### Information given

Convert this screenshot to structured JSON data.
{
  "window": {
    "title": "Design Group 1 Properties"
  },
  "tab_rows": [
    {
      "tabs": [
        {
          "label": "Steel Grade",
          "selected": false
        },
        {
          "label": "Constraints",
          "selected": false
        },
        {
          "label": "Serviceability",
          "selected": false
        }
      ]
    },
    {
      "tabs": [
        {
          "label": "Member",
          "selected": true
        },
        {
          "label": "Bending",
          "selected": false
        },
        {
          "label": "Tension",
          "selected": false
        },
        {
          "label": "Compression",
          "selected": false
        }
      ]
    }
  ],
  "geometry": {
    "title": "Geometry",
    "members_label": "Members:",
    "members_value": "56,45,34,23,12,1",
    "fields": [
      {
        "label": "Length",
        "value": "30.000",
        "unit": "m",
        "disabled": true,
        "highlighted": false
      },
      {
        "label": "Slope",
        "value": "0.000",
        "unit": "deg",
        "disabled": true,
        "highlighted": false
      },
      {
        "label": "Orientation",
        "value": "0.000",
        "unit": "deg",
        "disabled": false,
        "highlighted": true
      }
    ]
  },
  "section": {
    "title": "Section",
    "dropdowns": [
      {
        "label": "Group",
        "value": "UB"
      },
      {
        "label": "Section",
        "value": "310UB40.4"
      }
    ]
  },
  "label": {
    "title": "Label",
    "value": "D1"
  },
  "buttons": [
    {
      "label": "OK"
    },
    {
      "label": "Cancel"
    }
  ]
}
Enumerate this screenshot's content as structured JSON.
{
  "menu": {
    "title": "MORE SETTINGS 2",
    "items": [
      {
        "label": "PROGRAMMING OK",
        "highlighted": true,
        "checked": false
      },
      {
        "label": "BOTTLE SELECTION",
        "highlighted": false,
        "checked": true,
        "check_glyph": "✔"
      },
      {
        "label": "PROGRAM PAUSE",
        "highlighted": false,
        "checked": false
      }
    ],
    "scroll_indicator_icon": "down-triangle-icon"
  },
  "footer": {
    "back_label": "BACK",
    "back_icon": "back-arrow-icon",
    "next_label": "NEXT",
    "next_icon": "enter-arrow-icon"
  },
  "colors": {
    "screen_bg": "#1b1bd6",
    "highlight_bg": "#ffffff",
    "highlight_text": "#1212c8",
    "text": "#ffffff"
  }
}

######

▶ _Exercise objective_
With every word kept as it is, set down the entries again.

▶ _Worked solution_
Convert this screenshot to structured JSON data.
{
  "window": {
    "title": "Design Group 1 Properties"
  },
  "tab_rows": [
    {
      "tabs": [
        {
          "label": "Steel Grade",
          "selected": false
        },
        {
          "label": "Constraints",
          "selected": false
        },
        {
          "label": "Serviceability",
          "selected": false
        }
      ]
    },
    {
      "tabs": [
        {
          "label": "Member",
          "selected": true
        },
        {
          "label": "Bending",
          "selected": false
        },
        {
          "label": "Tension",
          "selected": false
        },
        {
          "label": "Compression",
          "selected": false
        }
      ]
    }
  ],
  "geometry": {
    "title": "Geometry",
    "members_label": "Members:",
    "members_value": "56,45,34,23,12,1",
    "fields": [
      {
        "label": "Length",
        "value": "30.000",
        "unit": "m",
        "disabled": true,
        "highlighted": false
      },
      {
        "label": "Slope",
        "value": "0.000",
        "unit": "deg",
        "disabled": true,
        "highlighted": false
      },
      {
        "label": "Orientation",
        "value": "0.000",
        "unit": "deg",
        "disabled": false,
        "highlighted": true
      }
    ]
  },
  "section": {
    "title": "Section",
    "dropdowns": [
      {
        "label": "Group",
        "value": "UB"
      },
      {
        "label": "Section",
        "value": "310UB40.4"
      }
    ]
  },
  "label": {
    "title": "Label",
    "value": "D1"
  },
  "buttons": [
    {
      "label": "OK"
    },
    {
      "label": "Cancel"
    }
  ]
}
Enumerate this screenshot's content as structured JSON.
{
  "menu": {
    "title": "MORE SETTINGS 2",
    "items": [
      {
        "label": "PROGRAMMING OK",
        "highlighted": true,
        "checked": false
      },
      {
        "label": "BOTTLE SELECTION",
        "highlighted": false,
        "checked": true,
        "check_glyph": "✔"
      },
      {
        "label": "PROGRAM PAUSE",
        "highlighted": false,
        "checked": false
      }
    ],
    "scroll_indicator_icon": "down-triangle-icon"
  },
  "footer": {
    "back_label": "BACK",
    "back_icon": "back-arrow-icon",
    "next_label": "NEXT",
    "next_icon": "enter-arrow-icon"
  },
  "colors": {
    "screen_bg": "#1b1bd6",
    "highlight_bg": "#ffffff",
    "highlight_text": "#1212c8",
    "text": "#ffffff"
  }
}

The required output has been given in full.